A ROGUE BY ANY OTHER NAME is a wonderful novel. I was immediately swept up in the world of nineteenth century nobility. Penelope is a winning protagonist, and Bourne is a great foil for her since he is all of the bad things according to polite society. Penelope’s not a typical heroine; rather than being an ingenue, she’s practically a spinster, her engagement to a duke broken when the duke fell in love with another woman shortly before his wedding to Penelope. She was pretty much ruined, which ruined her four sisters’ chances of stupendous marriages, but she is oddly okay with her impending spinsterdom.Penelope is relativeily content with her lot in life, though she regrets how her life has affected her sisters, which makes her something of an oddball, and which endeared her to me from the start. But then her father makes her dowry irresistible by adding in a property that used to be Bourne’s family estate and Penelope becomes a more exciting commodity, except that Bourne promptly swoops in and forces her to marry him. It’s a completely unromantic beginning to their marriage, made especially awful by the fact that they used to be childhood friends. (And some of the best parts of the book are the letters they exchanged as youngsters.
This wouldn’t be much of a romance novel if they didn’t overcome their bad start, would it? And once they do start to overcome themselves, things get steamy. And smoochy. And we get to see exactly what Bourne and Penelope are made of, and how very compatible they are.
Aside from the romance, I really loved the writing. Maclean has done a great job of creating a fantastic atmosphere. She does a great job of immersing the reader in the period, with lots of great details, and she does it without making you feel bogged down in the nitty gritty. The best authors are the ones who can create a really great sense of mood and history seemingly effortlessly and Maclean has done a bang-up job of setting the scene in A ROGUE BY ANY OTHER NAME. I haven’t tried any of her other books but if this is an indication of her talent, you can bet I’ll keep my eyes peeled for more books at the library.

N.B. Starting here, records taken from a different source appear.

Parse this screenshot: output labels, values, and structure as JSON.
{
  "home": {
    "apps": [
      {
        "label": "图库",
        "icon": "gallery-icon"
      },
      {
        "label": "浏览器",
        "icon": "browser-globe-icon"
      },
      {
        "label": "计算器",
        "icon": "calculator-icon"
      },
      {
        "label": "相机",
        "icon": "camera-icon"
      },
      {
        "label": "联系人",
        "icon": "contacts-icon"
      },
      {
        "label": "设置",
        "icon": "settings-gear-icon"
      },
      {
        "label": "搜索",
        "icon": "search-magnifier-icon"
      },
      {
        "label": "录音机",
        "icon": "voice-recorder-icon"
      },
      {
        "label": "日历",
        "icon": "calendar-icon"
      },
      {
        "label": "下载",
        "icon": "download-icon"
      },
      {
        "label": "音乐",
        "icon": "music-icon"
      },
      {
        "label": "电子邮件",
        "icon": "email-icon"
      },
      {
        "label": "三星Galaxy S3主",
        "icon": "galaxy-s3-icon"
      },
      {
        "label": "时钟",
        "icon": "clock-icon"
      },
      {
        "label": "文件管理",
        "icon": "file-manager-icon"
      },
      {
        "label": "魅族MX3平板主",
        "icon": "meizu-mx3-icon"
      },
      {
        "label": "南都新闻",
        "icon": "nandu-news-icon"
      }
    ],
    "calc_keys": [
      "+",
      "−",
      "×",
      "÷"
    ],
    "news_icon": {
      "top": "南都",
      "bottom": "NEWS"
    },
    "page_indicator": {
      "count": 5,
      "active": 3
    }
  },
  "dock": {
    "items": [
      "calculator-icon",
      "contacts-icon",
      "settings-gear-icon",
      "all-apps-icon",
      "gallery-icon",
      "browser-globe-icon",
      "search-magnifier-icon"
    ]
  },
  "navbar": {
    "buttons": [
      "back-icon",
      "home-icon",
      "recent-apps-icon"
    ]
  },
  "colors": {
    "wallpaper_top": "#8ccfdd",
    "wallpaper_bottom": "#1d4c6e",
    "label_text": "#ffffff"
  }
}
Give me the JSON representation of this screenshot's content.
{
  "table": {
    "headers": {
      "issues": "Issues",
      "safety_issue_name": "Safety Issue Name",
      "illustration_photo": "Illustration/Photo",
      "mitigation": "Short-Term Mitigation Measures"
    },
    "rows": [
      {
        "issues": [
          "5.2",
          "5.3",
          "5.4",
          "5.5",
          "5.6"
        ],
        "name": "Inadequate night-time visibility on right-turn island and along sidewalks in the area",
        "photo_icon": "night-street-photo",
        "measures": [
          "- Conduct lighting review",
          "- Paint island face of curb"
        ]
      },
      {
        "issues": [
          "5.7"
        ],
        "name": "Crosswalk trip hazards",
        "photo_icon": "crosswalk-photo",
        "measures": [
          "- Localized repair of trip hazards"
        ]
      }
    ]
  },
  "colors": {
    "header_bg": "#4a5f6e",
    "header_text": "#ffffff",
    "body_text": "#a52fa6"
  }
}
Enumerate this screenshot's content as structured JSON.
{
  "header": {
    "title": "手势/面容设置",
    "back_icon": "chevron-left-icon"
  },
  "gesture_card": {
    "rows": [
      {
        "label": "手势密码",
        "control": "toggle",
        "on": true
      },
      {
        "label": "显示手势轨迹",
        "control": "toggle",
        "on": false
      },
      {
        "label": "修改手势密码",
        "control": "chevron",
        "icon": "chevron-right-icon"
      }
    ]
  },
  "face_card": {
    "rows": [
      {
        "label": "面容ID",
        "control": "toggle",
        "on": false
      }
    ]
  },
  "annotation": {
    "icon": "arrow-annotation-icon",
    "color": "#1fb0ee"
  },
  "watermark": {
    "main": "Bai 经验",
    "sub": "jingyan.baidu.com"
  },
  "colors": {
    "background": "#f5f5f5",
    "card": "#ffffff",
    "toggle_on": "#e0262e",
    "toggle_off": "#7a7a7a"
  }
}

All in all, A ROGUE BY ANY OTHER NAME is a wonderful foray into historical romance — a novel sure to appeal to fans of the genre and those who are just getting cozy with it. I would definitely recommend this book to someone looking for a great historical title.